We’re in the middle of a battle between a ‘powered by’ approach to social media (where third party apps extend and expand the user experience independently) and an acquisitions and mergers approach (where platforms buy other social media businesses and fold them into their own or kill them off as potential threats). And ‘powered by’ isn’t faring quite so well any more.
Who are the major players and how are they faring?
We might yet see a hybrid of these two ideologies but with social media reaching maturity some things are getting a little Darwinian. Google has never been afraid to take its own products out back and shoot them (remember Google Wave?). Now Facebook and Twitter are showing the ruthlessness to buy start-up products and either extract the best features and ideas to develop their own suite of products or remove them before they become a threat.
Yahoo! in particular has form in this area, although it’s less pulling the trigger than death by neglect. Marissa Mayer wants to shed this enduring metaphor from Yahoo! and has been at pains to say that the company will not wreck Tumblr following its $1.1bn acquisition.
Lessons from history
As empire building goes, there comes a point where you have to stop and consolidate. Alexander the Great couldn’t stop invading new territory and the constant effort finally killed him. By contrast the Romans acquired so many civilisations they had to grant senatorships to more chieftains than social cohesion could support and the empire fragmented and collapsed.
So, if you’re going to follow an example from history, be a Viking. The Vikings weren’t just invaders and pillagers. They were settlers, traders and converts. Take a trip to the Swedish Museum of National Antiquities in Stockholm and you’ll see Viking trade routes all the way to Baghdad. That mobility and ability to adapt to change without losing who you are makes for a fierce combination right the way up to William the Conqueror. Who, by the way, was descended from Vikings.
The last keiretsu
A prevalent theme in Japanese business in the late 20th century has been the dominance of keiretsu.
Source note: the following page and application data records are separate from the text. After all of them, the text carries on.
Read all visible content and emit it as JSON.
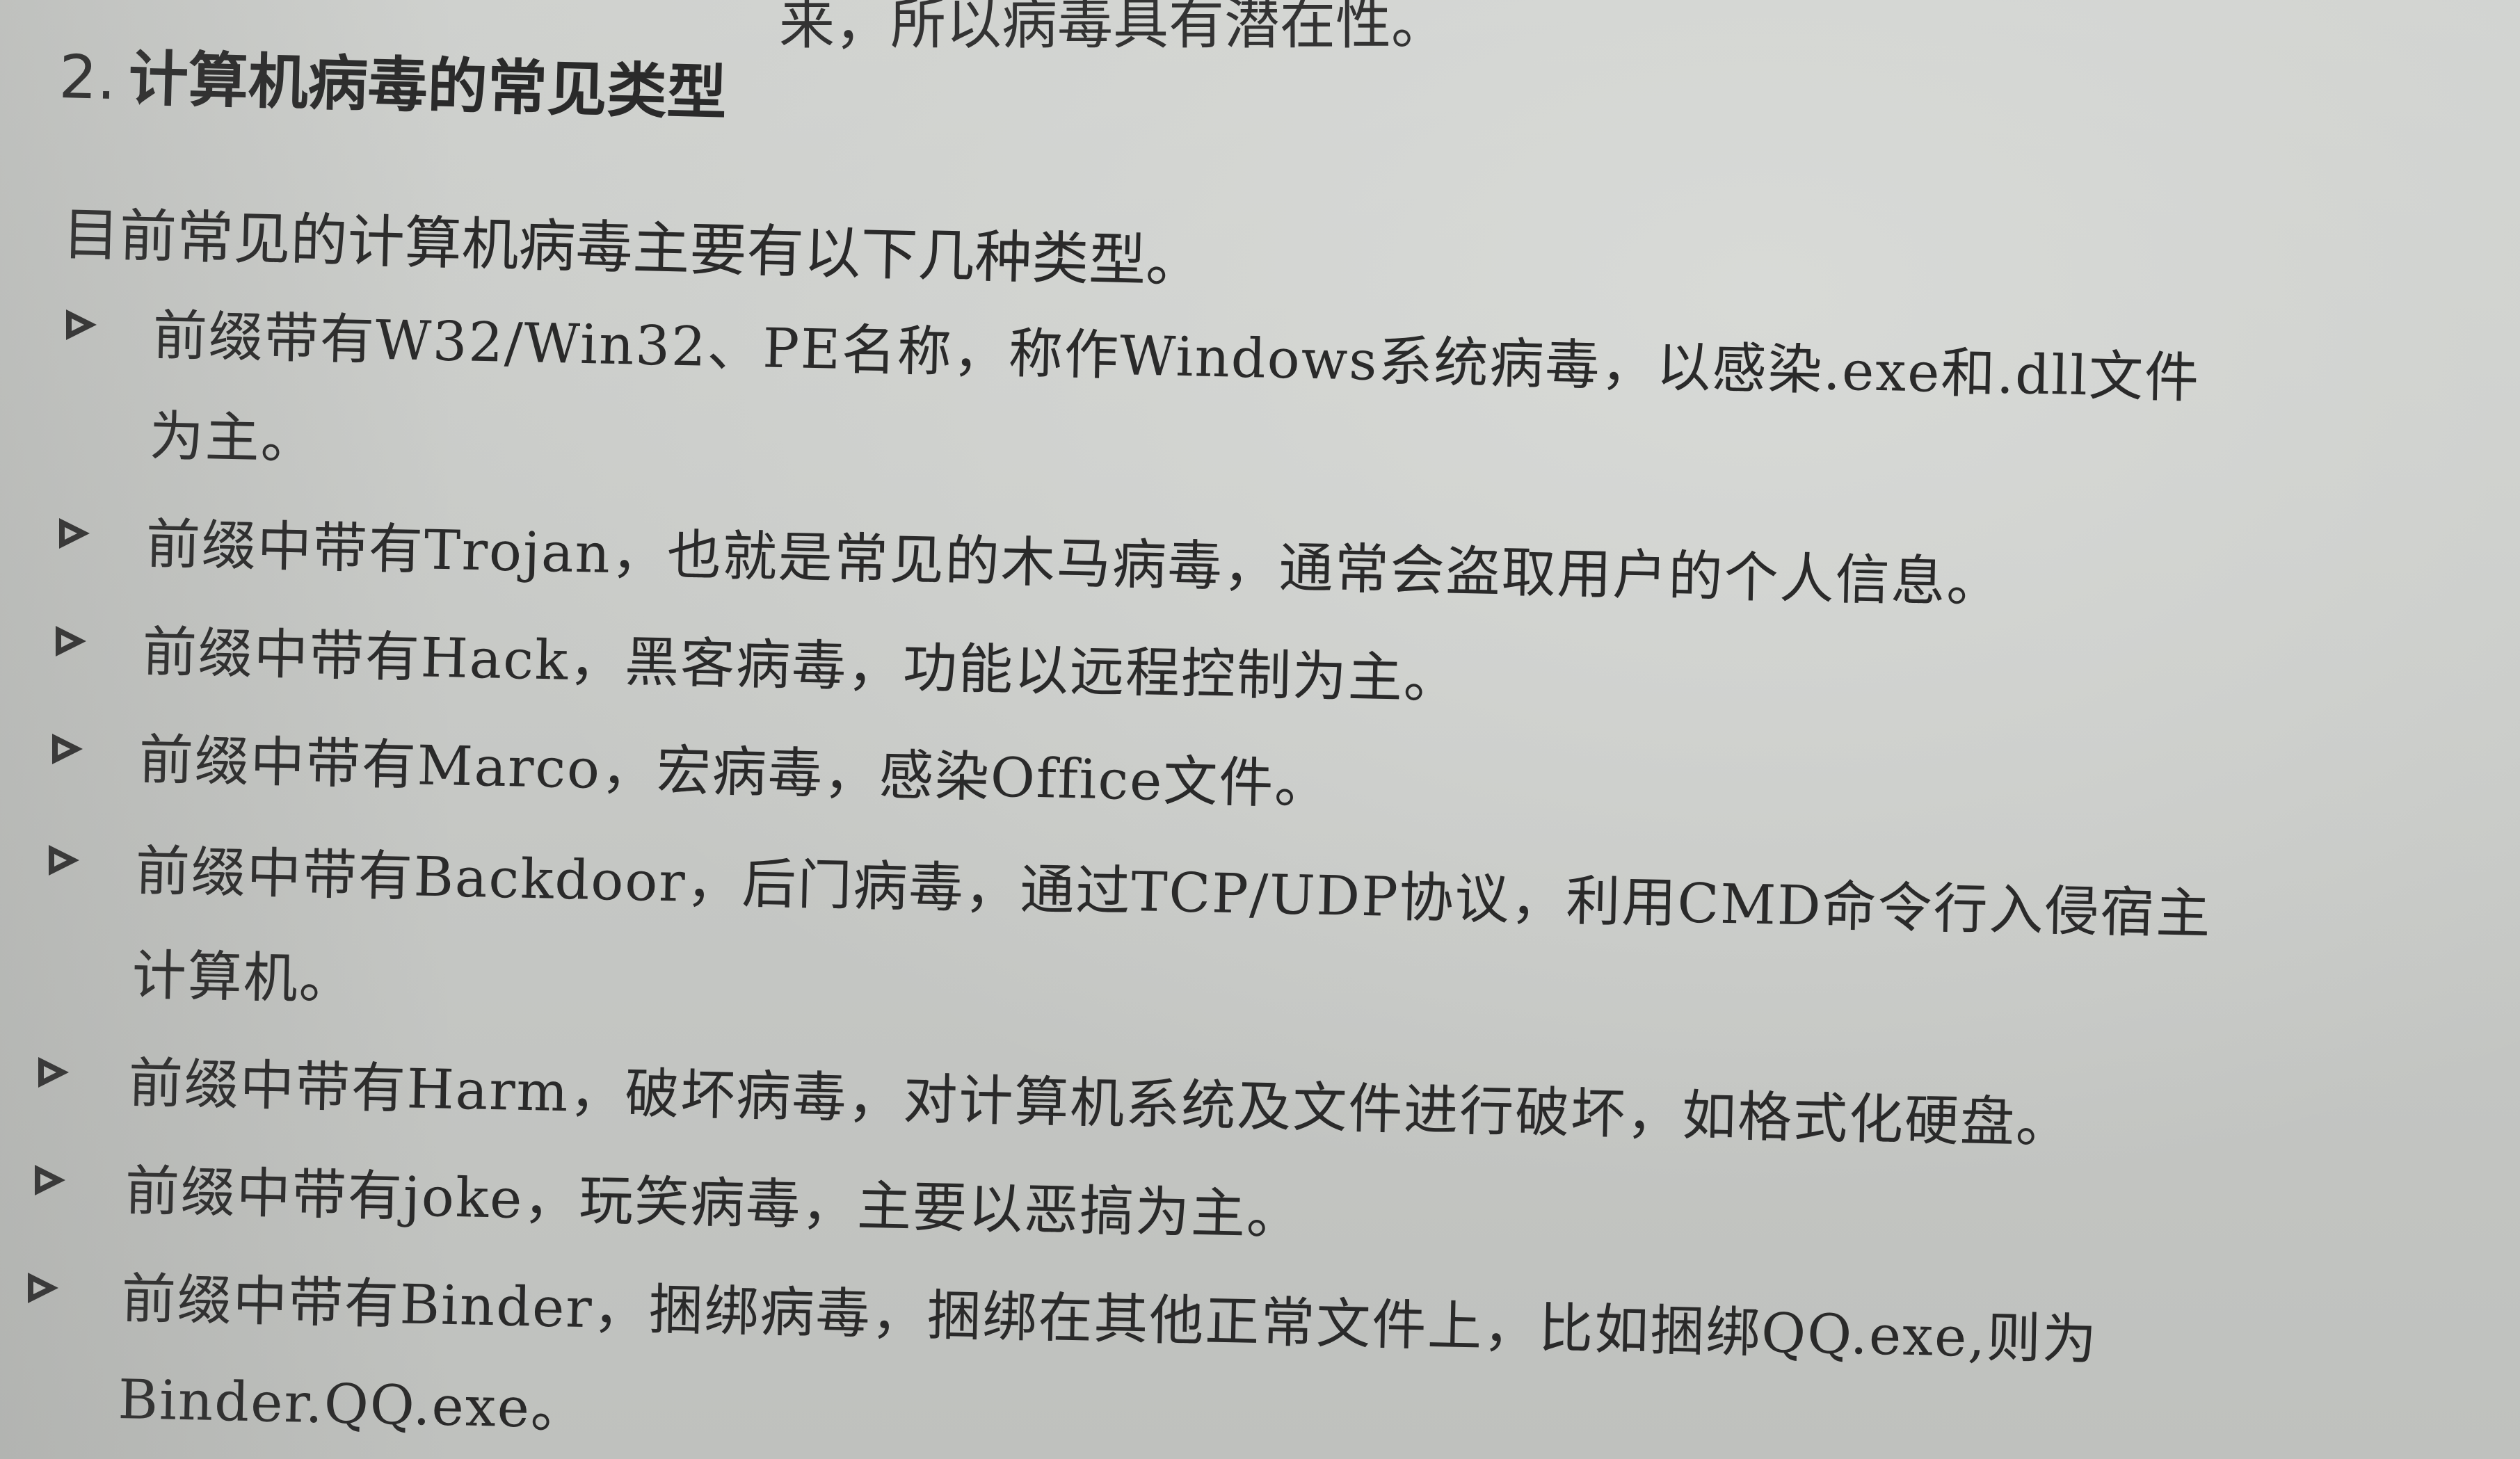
{
  "top_fragment": "来，所以病毒具有潜在性。",
  "section": {
    "number": "2.",
    "title": "计算机病毒的常见类型"
  },
  "intro": "目前常见的计算机病毒主要有以下几种类型。",
  "items": [
    {
      "line1": "前缀带有W32/Win32、PE名称，称作Windows系统病毒，以感染.exe和.dll文件",
      "line2": "为主。"
    },
    {
      "line1": "前缀中带有Trojan，也就是常见的木马病毒，通常会盗取用户的个人信息。"
    },
    {
      "line1": "前缀中带有Hack，黑客病毒，功能以远程控制为主。"
    },
    {
      "line1": "前缀中带有Marco，宏病毒，感染Office文件。"
    },
    {
      "line1": "前缀中带有Backdoor，后门病毒，通过TCP/UDP协议，利用CMD命令行入侵宿主",
      "line2": "计算机。"
    },
    {
      "line1": "前缀中带有Harm，破坏病毒，对计算机系统及文件进行破坏，如格式化硬盘。"
    },
    {
      "line1": "前缀中带有joke，玩笑病毒，主要以恶搞为主。"
    },
    {
      "line1": "前缀中带有Binder，捆绑病毒，捆绑在其他正常文件上，比如捆绑QQ.exe,则为",
      "line2": "Binder.QQ.exe。"
    }
  ]
}
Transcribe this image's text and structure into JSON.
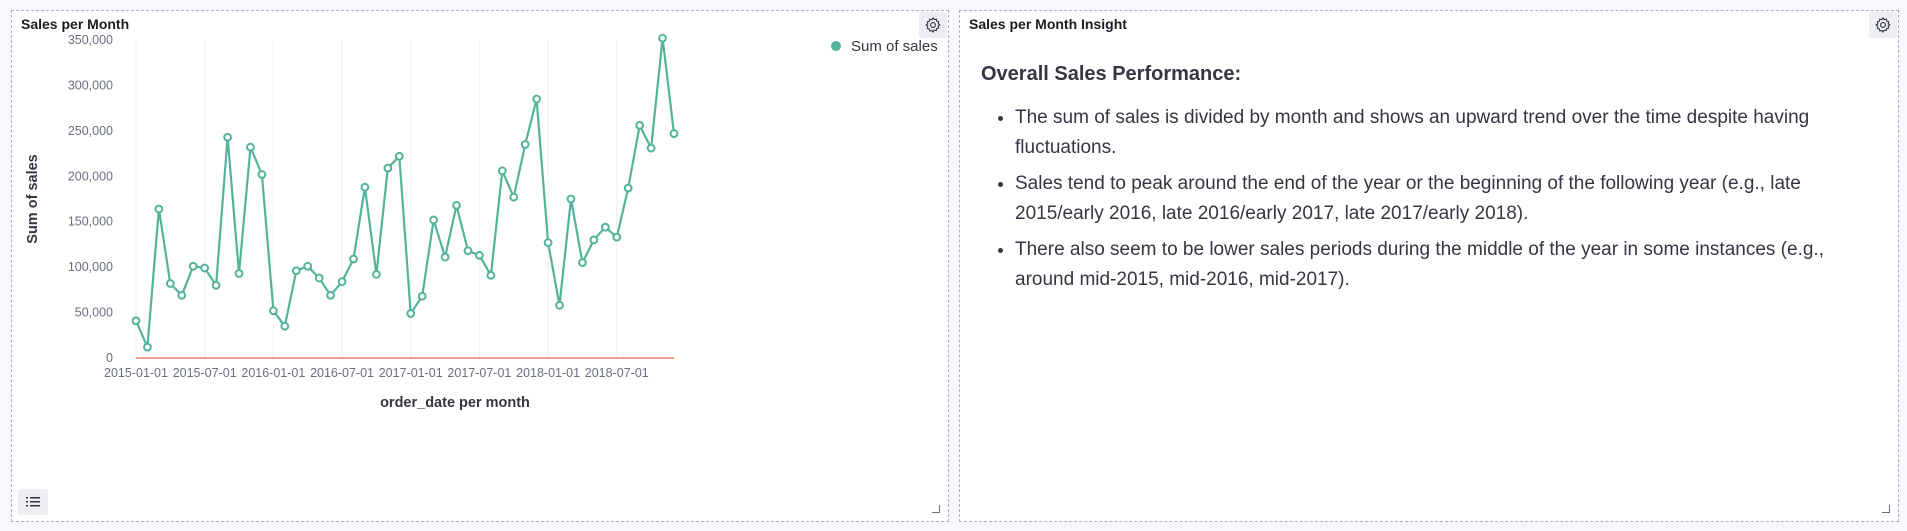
{
  "left_panel": {
    "title": "Sales per Month",
    "icons": {
      "settings": "gear-icon",
      "legend_toggle": "list-icon",
      "resize": "resize-corner-icon"
    }
  },
  "right_panel": {
    "title": "Sales per Month Insight",
    "icons": {
      "settings": "gear-icon",
      "resize": "resize-corner-icon"
    },
    "insight": {
      "heading": "Overall Sales Performance:",
      "bullets": [
        "The sum of sales is divided by month and shows an upward trend over the time despite having fluctuations.",
        "Sales tend to peak around the end of the year or the beginning of the following year (e.g., late 2015/early 2016, late 2016/early 2017, late 2017/early 2018).",
        "There also seem to be lower sales periods during the middle of the year in some instances (e.g., around mid-2015, mid-2016, mid-2017)."
      ]
    }
  },
  "colors": {
    "series": "#54b399",
    "baseline": "#e7664c",
    "grid": "#eef0f4"
  },
  "chart_data": {
    "type": "line",
    "xlabel": "order_date per month",
    "ylabel": "Sum of sales",
    "ylim": [
      0,
      350000
    ],
    "yticks": [
      "0",
      "50,000",
      "100,000",
      "150,000",
      "200,000",
      "250,000",
      "300,000",
      "350,000"
    ],
    "xticks": [
      "2015-01-01",
      "2015-07-01",
      "2016-01-01",
      "2016-07-01",
      "2017-01-01",
      "2017-07-01",
      "2018-01-01",
      "2018-07-01"
    ],
    "legend_position": "top-right",
    "grid": "vertical",
    "series": [
      {
        "name": "Sum of sales",
        "start": "2015-01",
        "values": [
          41000,
          12000,
          164000,
          82000,
          69000,
          101000,
          99000,
          80000,
          243000,
          93000,
          232000,
          202000,
          52000,
          35000,
          96000,
          101000,
          88000,
          69000,
          84000,
          109000,
          188000,
          92000,
          209000,
          222000,
          49000,
          68000,
          152000,
          111000,
          168000,
          118000,
          113000,
          91000,
          206000,
          177000,
          235000,
          285000,
          127000,
          58000,
          175000,
          105000,
          130000,
          144000,
          133000,
          187000,
          256000,
          231000,
          352000,
          247000
        ]
      }
    ]
  }
}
The conglomeration of interlocking businesses, operating as alliances, to insulate against stock market fluctuations and takeovers. This form of effective monopoly was profoundly affected by the 1990’s recession in Japan but has found admirers beyond the land of the rising sun.
Virgin Group, Microsoft and Chrysler are all businesses which have been described as keiretsu. However, in corporate America, the relationship is more like a loose network of alliances than the almost mandatory and legally regulated co-operation in the Japanese model.
For me the increasing trend of social media businesses to ally themselves, through integration, with financial services and media companies suggests that the keiretsu approach lives on. Perhaps apeing the technology consortiums that bid in Nortel’s patent auction is a symptom of growing up in the shadow of the internet age.
The major players of social media won’t hide their light under a bushel. Expect the kind of ambition which builds giant verticals, like lighthouses, to illuminate the social landscape for years to come.
The Supersite paradox
I’ve heard people say that Facebook “is the internet” for many people nowadays. Or that Facebook is essentially an internet browser. But I don’t necessarily agree with that ‘supersite’ philosophy. Particularly given Facebook’s necessary focus on mobile. I think there’s still room for a proliferation of third party tools, products and services once the dust has settled from this spike in Silicon Valley consolidation.
The reason for my optimism is the increased commitment and focus to open standards and open data and the emergence of wearable devices and other augmented reality products. You wouldn’t expect someone wearing Google Glass or an iWatch to frequent a destination like a web page or a platform profile, would you? But they will certainly be receiving feeds, updates and messages and posting to their social profiles like a baddun!